Start of Block

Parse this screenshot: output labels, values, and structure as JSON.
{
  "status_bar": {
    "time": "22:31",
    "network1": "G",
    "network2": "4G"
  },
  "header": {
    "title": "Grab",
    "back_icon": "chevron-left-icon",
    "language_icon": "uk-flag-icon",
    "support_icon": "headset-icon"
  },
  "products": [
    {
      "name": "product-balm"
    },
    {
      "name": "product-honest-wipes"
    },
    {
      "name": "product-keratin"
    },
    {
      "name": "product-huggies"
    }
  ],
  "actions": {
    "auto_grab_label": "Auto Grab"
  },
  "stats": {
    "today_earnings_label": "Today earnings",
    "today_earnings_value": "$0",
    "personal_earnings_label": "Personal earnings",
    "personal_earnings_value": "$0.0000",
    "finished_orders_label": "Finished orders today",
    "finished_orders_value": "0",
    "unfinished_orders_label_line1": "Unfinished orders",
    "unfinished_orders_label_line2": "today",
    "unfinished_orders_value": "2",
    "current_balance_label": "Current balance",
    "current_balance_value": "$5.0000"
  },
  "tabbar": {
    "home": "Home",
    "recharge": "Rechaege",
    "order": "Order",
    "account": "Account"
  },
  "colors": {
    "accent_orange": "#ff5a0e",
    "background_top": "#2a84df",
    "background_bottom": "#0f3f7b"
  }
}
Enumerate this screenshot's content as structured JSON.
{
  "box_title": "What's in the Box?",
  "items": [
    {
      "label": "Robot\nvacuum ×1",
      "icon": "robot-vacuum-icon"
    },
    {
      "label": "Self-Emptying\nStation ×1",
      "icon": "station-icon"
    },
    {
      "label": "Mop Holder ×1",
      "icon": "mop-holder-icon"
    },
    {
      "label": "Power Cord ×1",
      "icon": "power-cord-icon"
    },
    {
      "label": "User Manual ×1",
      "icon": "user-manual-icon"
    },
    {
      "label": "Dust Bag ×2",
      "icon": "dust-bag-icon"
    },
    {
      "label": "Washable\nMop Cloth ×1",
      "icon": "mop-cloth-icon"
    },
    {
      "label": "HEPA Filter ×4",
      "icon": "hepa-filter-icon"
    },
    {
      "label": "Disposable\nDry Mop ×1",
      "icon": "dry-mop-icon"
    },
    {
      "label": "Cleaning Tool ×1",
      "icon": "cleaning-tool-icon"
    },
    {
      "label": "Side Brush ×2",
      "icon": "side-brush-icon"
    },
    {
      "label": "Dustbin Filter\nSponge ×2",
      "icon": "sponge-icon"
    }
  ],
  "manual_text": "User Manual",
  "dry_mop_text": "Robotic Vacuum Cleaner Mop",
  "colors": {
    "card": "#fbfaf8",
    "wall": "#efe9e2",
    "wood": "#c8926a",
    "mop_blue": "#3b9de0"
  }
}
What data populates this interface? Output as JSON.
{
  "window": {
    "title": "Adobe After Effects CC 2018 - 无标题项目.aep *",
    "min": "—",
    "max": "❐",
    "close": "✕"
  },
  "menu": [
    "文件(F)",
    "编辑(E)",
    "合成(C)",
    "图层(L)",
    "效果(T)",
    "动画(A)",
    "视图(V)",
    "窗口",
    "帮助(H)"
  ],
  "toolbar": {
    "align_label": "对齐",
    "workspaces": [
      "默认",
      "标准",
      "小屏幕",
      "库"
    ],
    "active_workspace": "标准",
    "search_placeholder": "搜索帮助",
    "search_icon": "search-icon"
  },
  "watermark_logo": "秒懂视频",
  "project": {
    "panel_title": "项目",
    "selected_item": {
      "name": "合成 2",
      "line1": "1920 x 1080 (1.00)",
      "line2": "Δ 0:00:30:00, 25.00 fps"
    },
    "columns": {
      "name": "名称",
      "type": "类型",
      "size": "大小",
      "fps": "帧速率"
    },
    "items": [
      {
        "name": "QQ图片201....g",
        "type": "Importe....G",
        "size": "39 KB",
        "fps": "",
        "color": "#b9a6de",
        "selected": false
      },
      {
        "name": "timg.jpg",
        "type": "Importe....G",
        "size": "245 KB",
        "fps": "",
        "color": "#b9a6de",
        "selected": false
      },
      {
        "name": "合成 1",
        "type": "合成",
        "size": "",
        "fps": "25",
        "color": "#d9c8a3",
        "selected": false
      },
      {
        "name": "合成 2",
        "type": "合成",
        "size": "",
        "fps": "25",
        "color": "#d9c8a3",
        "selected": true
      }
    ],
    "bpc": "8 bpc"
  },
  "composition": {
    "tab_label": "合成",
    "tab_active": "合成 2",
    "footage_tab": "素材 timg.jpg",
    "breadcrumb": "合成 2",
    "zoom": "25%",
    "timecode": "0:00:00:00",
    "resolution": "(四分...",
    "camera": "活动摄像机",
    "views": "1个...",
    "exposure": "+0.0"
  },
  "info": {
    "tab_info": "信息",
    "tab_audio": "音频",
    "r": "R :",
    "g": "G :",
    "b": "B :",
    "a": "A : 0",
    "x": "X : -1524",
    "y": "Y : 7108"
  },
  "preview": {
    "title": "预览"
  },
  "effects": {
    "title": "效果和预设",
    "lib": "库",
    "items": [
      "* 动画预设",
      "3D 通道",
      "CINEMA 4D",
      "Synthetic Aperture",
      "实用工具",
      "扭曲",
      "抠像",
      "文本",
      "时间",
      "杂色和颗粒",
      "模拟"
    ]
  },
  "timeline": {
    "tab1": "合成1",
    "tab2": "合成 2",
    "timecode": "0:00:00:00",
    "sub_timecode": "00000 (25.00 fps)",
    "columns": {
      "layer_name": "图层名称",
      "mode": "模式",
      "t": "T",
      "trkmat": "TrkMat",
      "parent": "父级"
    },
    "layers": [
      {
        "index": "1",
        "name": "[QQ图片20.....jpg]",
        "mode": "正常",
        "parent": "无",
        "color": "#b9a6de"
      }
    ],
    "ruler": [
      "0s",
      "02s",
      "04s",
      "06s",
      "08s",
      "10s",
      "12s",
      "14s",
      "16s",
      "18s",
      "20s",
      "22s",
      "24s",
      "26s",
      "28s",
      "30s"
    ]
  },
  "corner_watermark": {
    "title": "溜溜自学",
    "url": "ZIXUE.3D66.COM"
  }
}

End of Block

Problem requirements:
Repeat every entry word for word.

Answer section:
Parse this screenshot: output labels, values, and structure as JSON.
{
  "status_bar": {
    "time": "22:31",
    "network1": "G",
    "network2": "4G"
  },
  "header": {
    "title": "Grab",
    "back_icon": "chevron-left-icon",
    "language_icon": "uk-flag-icon",
    "support_icon": "headset-icon"
  },
  "products": [
    {
      "name": "product-balm"
    },
    {
      "name": "product-honest-wipes"
    },
    {
      "name": "product-keratin"
    },
    {
      "name": "product-huggies"
    }
  ],
  "actions": {
    "auto_grab_label": "Auto Grab"
  },
  "stats": {
    "today_earnings_label": "Today earnings",
    "today_earnings_value": "$0",
    "personal_earnings_label": "Personal earnings",
    "personal_earnings_value": "$0.0000",
    "finished_orders_label": "Finished orders today",
    "finished_orders_value": "0",
    "unfinished_orders_label_line1": "Unfinished orders",
    "unfinished_orders_label_line2": "today",
    "unfinished_orders_value": "2",
    "current_balance_label": "Current balance",
    "current_balance_value": "$5.0000"
  },
  "tabbar": {
    "home": "Home",
    "recharge": "Rechaege",
    "order": "Order",
    "account": "Account"
  },
  "colors": {
    "accent_orange": "#ff5a0e",
    "background_top": "#2a84df",
    "background_bottom": "#0f3f7b"
  }
}
Enumerate this screenshot's content as structured JSON.
{
  "box_title": "What's in the Box?",
  "items": [
    {
      "label": "Robot\nvacuum ×1",
      "icon": "robot-vacuum-icon"
    },
    {
      "label": "Self-Emptying\nStation ×1",
      "icon": "station-icon"
    },
    {
      "label": "Mop Holder ×1",
      "icon": "mop-holder-icon"
    },
    {
      "label": "Power Cord ×1",
      "icon": "power-cord-icon"
    },
    {
      "label": "User Manual ×1",
      "icon": "user-manual-icon"
    },
    {
      "label": "Dust Bag ×2",
      "icon": "dust-bag-icon"
    },
    {
      "label": "Washable\nMop Cloth ×1",
      "icon": "mop-cloth-icon"
    },
    {
      "label": "HEPA Filter ×4",
      "icon": "hepa-filter-icon"
    },
    {
      "label": "Disposable\nDry Mop ×1",
      "icon": "dry-mop-icon"
    },
    {
      "label": "Cleaning Tool ×1",
      "icon": "cleaning-tool-icon"
    },
    {
      "label": "Side Brush ×2",
      "icon": "side-brush-icon"
    },
    {
      "label": "Dustbin Filter\nSponge ×2",
      "icon": "sponge-icon"
    }
  ],
  "manual_text": "User Manual",
  "dry_mop_text": "Robotic Vacuum Cleaner Mop",
  "colors": {
    "card": "#fbfaf8",
    "wall": "#efe9e2",
    "wood": "#c8926a",
    "mop_blue": "#3b9de0"
  }
}
What data populates this interface? Output as JSON.
{
  "window": {
    "title": "Adobe After Effects CC 2018 - 无标题项目.aep *",
    "min": "—",
    "max": "❐",
    "close": "✕"
  },
  "menu": [
    "文件(F)",
    "编辑(E)",
    "合成(C)",
    "图层(L)",
    "效果(T)",
    "动画(A)",
    "视图(V)",
    "窗口",
    "帮助(H)"
  ],
  "toolbar": {
    "align_label": "对齐",
    "workspaces": [
      "默认",
      "标准",
      "小屏幕",
      "库"
    ],
    "active_workspace": "标准",
    "search_placeholder": "搜索帮助",
    "search_icon": "search-icon"
  },
  "watermark_logo": "秒懂视频",
  "project": {
    "panel_title": "项目",
    "selected_item": {
      "name": "合成 2",
      "line1": "1920 x 1080 (1.00)",
      "line2": "Δ 0:00:30:00, 25.00 fps"
    },
    "columns": {
      "name": "名称",
      "type": "类型",
      "size": "大小",
      "fps": "帧速率"
    },
    "items": [
      {
        "name": "QQ图片201....g",
        "type": "Importe....G",
        "size": "39 KB",
        "fps": "",
        "color": "#b9a6de",
        "selected": false
      },
      {
        "name": "timg.jpg",
        "type": "Importe....G",
        "size": "245 KB",
        "fps": "",
        "color": "#b9a6de",
        "selected": false
      },
      {
        "name": "合成 1",
        "type": "合成",
        "size": "",
        "fps": "25",
        "color": "#d9c8a3",
        "selected": false
      },
      {
        "name": "合成 2",
        "type": "合成",
        "size": "",
        "fps": "25",
        "color": "#d9c8a3",
        "selected": true
      }
    ],
    "bpc": "8 bpc"
  },
  "composition": {
    "tab_label": "合成",
    "tab_active": "合成 2",
    "footage_tab": "素材 timg.jpg",
    "breadcrumb": "合成 2",
    "zoom": "25%",
    "timecode": "0:00:00:00",
    "resolution": "(四分...",
    "camera": "活动摄像机",
    "views": "1个...",
    "exposure": "+0.0"
  },
  "info": {
    "tab_info": "信息",
    "tab_audio": "音频",
    "r": "R :",
    "g": "G :",
    "b": "B :",
    "a": "A : 0",
    "x": "X : -1524",
    "y": "Y : 7108"
  },
  "preview": {
    "title": "预览"
  },
  "effects": {
    "title": "效果和预设",
    "lib": "库",
    "items": [
      "* 动画预设",
      "3D 通道",
      "CINEMA 4D",
      "Synthetic Aperture",
      "实用工具",
      "扭曲",
      "抠像",
      "文本",
      "时间",
      "杂色和颗粒",
      "模拟"
    ]
  },
  "timeline": {
    "tab1": "合成1",
    "tab2": "合成 2",
    "timecode": "0:00:00:00",
    "sub_timecode": "00000 (25.00 fps)",
    "columns": {
      "layer_name": "图层名称",
      "mode": "模式",
      "t": "T",
      "trkmat": "TrkMat",
      "parent": "父级"
    },
    "layers": [
      {
        "index": "1",
        "name": "[QQ图片20.....jpg]",
        "mode": "正常",
        "parent": "无",
        "color": "#b9a6de"
      }
    ],
    "ruler": [
      "0s",
      "02s",
      "04s",
      "06s",
      "08s",
      "10s",
      "12s",
      "14s",
      "16s",
      "18s",
      "20s",
      "22s",
      "24s",
      "26s",
      "28s",
      "30s"
    ]
  },
  "corner_watermark": {
    "title": "溜溜自学",
    "url": "ZIXUE.3D66.COM"
  }
}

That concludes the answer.